A I had a lot of quirks as a child. One was that I didn’t like to eat meat: I didn’t like to chew it, didn’t like the taste or smell of it, and just wasn’t having any of it. I was in the minority of kids who actually loved fruits and vegetables. My mom, who was a nurse, was very supportive of my choice to become a vegetarian, but said we were going to do some research. I’m constantly monitoring how colorful the food on my plate is, which is a trick my mom taught me. I make sure to eat really dark power vegetables, like broccoli and kale.
Q Do you get to cook for yourself much?
A I cook a lot. Cooking makes me feel calm, makes me feel empowered; it makes me feel like I’m a provider. One of my favorite things to do is to pick a food, like kale, and get some fresh from the farmers’ market, then look up different recipes with it as an ingredient, make all those recipes, and decide which is best.
Q Is it true you have dessert after every meal?

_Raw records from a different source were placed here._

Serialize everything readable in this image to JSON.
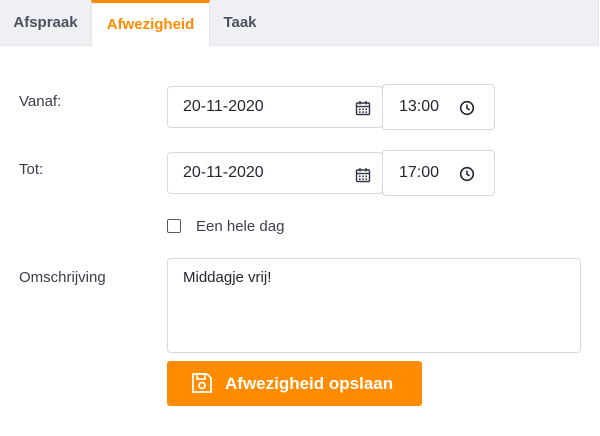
{
  "tabs": [
    {
      "label": "Afspraak"
    },
    {
      "label": "Afwezigheid",
      "active": true
    },
    {
      "label": "Taak"
    }
  ],
  "form": {
    "from_label": "Vanaf:",
    "from_date": "20-11-2020",
    "from_time": "13:00",
    "to_label": "Tot:",
    "to_date": "20-11-2020",
    "to_time": "17:00",
    "allday_label": "Een hele dag",
    "allday_checked": false,
    "description_label": "Omschrijving",
    "description_value": "Middagje vrij!",
    "save_label": "Afwezigheid opslaan"
  },
  "colors": {
    "accent": "#ff8c00",
    "tab_bg": "#eef0f3",
    "border": "#d5dae1"
  },
  "icons": {
    "date": "calendar-icon",
    "time": "clock-icon",
    "save": "floppy-disk-icon"
  }
}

A Yes, even after breakfast. I like having something sweet to finish a meal, and I’m not ashamed of that!
Q How much does your concern for animal welfare influence your vegetarianism?
A When I was little, I loved my dogs so much. Part of my becoming a vegetarian was that I would look at my burger, then look at my dogs, and I wasn’t able to see a difference. But I think it was Milan Kundera, in [his book] The Unbearable Lightness of Being, who said something like you can really judge people’s personalities based on how they treat those who are at their mercy—in other words, animals. That’s a great way to live, because a lot of creatures in this world are defenseless and we have to be compassionate and aware.
Q You’ve said how hard it was to keep a straight face while filming [the 2009 release] Couples Retreat with funnyman Vince Vaughn. How important is laughter to you?
A It’s vital, it’s No. 1. Laughter provides so much to your emotional and mental health. And you have to be able to laugh at yourself. That’s key. At a dance rehearsal for You Again [scheduled for release in 2010], I wasn’t picking up the steps quickly. I just couldn’t get the "booty shake" right. I looked over at the director and the choreographer, and they were cracking up and videotaping me. I’m sure it’ll turn up on some blooper reel!
you might also like
Penne with Poblano Chiles, Corn, and Cilantro Cream
Summer Squash Citrus Yogurt Cupcakes
Tempeh Tacos with Ancho-Lime Sauce
Italian White Bean and Kale Soup
Native American Toasted-Pecan Soup
Chef Allen Susser's Mango Macadamia Nut Rice
Summer Squash, Goat Cheese, and Herb Roulades
Apple Cider Doughnuts
Tres Leches Cake